And what a great time we had too! It wasn’t the largest dance floor but the music was live and the energy was inviting and just right. We danced primarily with our new friend and another older Asian man who was just the sweetest, smiling gentleman of a salsa dancer. After getting our fill of salsa we sat out on the patio and listened to the rain crash down upon the awning above our heads. It is the monsoon in Malaysia right now and boy does this rain mean business. It just floods out of the sky in thick sheets so heavy you are drenched in mere minutes if you are unlucky enough to get caught out in it unprotected.
Loosened up and warm from salsa dancing, I felt the urge to hoop slip quietly into my muscles. Not one to argue with my muscles, I picked up my hoop and began just playing, dancing for myself, even closing my eyes. When I opened them I had gathered a crowd, yet again. It was getting late and the salsa night was ending so many of the people in the club started wandering outside to see what the attraction was. So I began to perform in earnest, inspired by the energetic swing and rhythm of the salsa music blaring in the club and calmed by the presence of the rain. With the thunder of rain on one side of me and the banging beat of the salsa on the other, I wove unique and heartfelt dance indeed.
After I had finished many of the people passed around my hoop, all hoping to try to keep the darn thing swinging around their hips. Not many succeeded but the kindly Asian man I had danced with before found the most creative and adorably clownish ways of using my hoop that even I hadn’t ever thought of! Hand it to a middle aged Asian salsa dancer in Malaysia to teach me how to use my own hoop. What a character he was! He walked over the hoop with it placed vertically between his legs, making it appear that the hoop simply popped out of his ass! It created a really great illusion, done in either direction.

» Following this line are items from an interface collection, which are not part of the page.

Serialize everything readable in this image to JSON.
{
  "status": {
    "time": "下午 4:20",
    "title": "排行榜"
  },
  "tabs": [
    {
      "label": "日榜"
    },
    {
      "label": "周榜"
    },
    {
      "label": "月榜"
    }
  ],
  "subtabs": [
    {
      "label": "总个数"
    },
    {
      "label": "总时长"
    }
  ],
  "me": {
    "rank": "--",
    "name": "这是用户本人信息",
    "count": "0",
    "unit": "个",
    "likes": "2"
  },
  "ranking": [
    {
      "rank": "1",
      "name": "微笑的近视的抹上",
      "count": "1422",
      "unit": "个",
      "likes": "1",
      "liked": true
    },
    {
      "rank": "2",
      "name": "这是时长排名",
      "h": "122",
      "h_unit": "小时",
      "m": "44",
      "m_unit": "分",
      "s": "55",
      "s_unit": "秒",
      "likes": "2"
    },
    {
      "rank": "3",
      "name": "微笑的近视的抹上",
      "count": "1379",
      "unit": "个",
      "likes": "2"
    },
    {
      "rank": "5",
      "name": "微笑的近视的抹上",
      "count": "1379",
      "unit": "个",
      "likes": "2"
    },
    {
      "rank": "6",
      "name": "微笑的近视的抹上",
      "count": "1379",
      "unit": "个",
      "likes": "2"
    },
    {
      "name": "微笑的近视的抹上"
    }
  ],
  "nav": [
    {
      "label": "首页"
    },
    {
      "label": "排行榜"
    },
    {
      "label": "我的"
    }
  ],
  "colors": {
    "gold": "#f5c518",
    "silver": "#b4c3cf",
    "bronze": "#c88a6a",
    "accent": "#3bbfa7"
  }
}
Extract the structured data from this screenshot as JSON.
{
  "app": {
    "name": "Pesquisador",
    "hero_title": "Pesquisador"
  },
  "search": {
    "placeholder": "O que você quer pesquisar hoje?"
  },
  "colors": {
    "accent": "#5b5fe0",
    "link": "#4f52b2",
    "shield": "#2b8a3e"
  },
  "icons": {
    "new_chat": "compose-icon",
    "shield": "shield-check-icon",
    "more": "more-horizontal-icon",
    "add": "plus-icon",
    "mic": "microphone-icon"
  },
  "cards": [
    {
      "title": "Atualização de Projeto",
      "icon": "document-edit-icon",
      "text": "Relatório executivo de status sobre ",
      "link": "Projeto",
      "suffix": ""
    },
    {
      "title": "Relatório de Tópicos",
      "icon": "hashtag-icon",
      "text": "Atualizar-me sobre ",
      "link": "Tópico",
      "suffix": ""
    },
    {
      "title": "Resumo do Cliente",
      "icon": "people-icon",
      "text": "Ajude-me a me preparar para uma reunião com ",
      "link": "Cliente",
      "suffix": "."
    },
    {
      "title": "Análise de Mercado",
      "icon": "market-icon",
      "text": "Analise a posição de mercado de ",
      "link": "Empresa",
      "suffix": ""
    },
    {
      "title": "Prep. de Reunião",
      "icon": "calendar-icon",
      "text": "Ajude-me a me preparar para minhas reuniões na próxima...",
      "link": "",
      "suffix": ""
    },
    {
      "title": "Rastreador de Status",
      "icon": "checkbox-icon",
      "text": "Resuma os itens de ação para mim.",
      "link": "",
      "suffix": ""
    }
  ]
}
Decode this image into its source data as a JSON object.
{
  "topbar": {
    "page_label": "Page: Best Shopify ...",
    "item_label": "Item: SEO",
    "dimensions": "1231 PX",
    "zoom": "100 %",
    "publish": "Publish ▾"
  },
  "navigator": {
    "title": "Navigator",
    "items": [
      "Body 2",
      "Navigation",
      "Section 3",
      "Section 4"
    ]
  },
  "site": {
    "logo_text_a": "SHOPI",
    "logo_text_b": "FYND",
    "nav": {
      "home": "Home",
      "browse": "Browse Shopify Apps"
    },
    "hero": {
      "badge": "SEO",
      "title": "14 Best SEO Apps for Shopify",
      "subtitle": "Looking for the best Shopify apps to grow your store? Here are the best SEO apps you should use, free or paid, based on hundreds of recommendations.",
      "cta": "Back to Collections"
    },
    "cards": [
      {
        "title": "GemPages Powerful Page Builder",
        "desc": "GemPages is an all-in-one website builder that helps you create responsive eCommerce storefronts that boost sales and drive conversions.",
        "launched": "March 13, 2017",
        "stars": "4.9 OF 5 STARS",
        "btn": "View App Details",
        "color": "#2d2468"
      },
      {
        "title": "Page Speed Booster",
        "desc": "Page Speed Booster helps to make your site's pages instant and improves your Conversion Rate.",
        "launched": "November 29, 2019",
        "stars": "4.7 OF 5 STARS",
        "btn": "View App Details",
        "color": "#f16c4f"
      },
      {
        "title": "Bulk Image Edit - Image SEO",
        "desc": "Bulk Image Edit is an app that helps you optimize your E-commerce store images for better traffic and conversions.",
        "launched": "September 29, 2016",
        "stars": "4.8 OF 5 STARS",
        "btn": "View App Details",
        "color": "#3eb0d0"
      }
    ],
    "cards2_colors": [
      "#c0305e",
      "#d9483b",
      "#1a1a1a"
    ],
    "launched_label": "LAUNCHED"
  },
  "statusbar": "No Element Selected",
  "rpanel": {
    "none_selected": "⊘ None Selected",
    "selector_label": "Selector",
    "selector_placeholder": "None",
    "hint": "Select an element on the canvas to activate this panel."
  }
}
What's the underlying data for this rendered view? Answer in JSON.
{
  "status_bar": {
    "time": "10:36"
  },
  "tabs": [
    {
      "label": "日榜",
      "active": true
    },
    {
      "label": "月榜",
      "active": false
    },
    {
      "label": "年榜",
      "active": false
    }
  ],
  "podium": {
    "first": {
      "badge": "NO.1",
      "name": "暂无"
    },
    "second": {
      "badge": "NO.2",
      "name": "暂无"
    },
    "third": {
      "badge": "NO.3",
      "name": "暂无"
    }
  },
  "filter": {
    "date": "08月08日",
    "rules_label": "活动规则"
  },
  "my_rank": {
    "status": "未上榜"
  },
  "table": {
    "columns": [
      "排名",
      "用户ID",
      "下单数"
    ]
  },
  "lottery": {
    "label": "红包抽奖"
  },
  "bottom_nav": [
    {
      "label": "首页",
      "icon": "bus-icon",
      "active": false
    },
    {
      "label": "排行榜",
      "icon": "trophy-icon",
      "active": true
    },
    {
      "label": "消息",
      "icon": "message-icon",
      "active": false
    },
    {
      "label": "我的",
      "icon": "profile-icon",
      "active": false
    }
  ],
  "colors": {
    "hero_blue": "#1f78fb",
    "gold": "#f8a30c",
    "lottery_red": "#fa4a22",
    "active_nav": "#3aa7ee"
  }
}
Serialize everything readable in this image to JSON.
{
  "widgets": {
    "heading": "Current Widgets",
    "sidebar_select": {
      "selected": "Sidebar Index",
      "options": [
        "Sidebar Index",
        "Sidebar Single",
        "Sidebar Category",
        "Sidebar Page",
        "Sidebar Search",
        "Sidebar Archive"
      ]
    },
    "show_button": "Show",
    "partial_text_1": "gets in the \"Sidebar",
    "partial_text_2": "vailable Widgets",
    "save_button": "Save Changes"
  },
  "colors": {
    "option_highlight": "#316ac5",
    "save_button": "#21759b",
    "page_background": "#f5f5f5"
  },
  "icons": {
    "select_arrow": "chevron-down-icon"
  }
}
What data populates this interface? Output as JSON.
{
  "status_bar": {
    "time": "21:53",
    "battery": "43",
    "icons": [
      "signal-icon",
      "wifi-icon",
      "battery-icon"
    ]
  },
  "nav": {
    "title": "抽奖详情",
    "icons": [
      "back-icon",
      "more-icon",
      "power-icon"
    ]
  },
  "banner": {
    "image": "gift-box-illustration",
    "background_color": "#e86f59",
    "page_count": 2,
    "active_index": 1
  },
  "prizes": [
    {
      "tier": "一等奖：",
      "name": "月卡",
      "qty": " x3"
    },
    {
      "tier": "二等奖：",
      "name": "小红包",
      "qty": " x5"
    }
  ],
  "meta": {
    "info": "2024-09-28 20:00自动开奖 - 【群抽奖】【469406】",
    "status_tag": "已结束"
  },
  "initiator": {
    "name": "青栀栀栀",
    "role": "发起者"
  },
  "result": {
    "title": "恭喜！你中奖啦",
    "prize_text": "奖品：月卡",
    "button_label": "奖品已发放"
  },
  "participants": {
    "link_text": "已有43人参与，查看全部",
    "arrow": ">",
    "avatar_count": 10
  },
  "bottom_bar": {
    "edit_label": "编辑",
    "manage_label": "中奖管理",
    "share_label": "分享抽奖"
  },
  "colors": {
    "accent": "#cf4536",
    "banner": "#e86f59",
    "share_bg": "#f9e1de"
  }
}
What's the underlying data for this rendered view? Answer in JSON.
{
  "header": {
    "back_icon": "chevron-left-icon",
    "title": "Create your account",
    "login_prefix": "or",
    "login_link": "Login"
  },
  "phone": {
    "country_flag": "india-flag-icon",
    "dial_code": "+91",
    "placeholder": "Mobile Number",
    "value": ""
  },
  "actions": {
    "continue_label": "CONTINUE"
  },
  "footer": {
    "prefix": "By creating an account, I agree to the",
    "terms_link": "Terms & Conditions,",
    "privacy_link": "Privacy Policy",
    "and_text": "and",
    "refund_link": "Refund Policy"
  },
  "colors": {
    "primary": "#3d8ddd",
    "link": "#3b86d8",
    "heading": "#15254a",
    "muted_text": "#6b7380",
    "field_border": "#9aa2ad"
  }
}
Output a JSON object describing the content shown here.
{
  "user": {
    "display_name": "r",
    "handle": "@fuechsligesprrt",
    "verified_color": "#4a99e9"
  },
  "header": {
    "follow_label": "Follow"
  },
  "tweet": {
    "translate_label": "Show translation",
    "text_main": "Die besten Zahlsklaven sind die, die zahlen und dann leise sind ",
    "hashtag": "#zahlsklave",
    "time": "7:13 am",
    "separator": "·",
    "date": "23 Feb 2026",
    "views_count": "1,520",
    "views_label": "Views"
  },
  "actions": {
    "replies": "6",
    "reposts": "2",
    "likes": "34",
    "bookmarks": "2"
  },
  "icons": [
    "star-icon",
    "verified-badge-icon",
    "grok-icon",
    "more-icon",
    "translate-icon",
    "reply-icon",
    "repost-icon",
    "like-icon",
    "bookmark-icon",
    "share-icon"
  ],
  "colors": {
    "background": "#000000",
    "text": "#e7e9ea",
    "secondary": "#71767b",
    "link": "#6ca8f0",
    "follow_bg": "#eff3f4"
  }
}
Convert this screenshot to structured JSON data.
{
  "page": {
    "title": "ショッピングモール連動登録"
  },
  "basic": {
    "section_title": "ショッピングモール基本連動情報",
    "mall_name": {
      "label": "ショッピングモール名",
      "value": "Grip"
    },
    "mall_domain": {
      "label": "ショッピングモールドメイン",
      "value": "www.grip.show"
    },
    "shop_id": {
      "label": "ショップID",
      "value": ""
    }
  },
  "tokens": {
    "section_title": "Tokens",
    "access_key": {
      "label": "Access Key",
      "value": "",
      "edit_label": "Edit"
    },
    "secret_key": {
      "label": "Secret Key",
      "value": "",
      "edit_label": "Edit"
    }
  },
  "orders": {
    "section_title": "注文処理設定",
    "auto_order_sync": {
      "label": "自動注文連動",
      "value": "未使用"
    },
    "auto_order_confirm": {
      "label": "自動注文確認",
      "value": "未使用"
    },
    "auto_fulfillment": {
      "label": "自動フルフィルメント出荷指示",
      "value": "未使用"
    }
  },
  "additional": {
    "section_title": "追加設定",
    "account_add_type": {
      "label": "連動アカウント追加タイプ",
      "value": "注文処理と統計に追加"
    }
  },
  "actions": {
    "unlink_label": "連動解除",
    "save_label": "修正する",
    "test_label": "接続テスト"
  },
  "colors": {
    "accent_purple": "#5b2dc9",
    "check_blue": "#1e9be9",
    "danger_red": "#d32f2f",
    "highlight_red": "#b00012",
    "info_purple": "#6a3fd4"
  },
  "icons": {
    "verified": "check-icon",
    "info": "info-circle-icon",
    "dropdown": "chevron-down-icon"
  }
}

And then he handed the little hoop to another man and together they did partner hooping with the big hoop and little hoop!! I was so incredibly delighted!! Here I was, thousands of miles away from my circus family, and yet I had found a transient family who understood play! Oh I can’t describe the joy I felt at discovering this. It makes sense that I found this at a salsa gathering though, because salsa is a sort of creative play too.
Our Malaysian friend invited me to come out and perform at his club the following evening, offering to compensate me for my performances. This would become the first of three performance gigs I acquired at various bars and clubs during my stay in Kuala Lumpur. Our couch surfing host offered for me to perform at his clubs as well and he paid me quite well for my time. It is funny how I have to leave home to realize that I have everything I need within me to become the performer I want to be. I simply need to trust myself and keep hooping and keep hooping and keep hooping and never stop.
A fiery fairy who has set off to explore Asia and discover new things about the world and herself. The journey is one to fully realize her strength and an unwaivering faith in her personal power.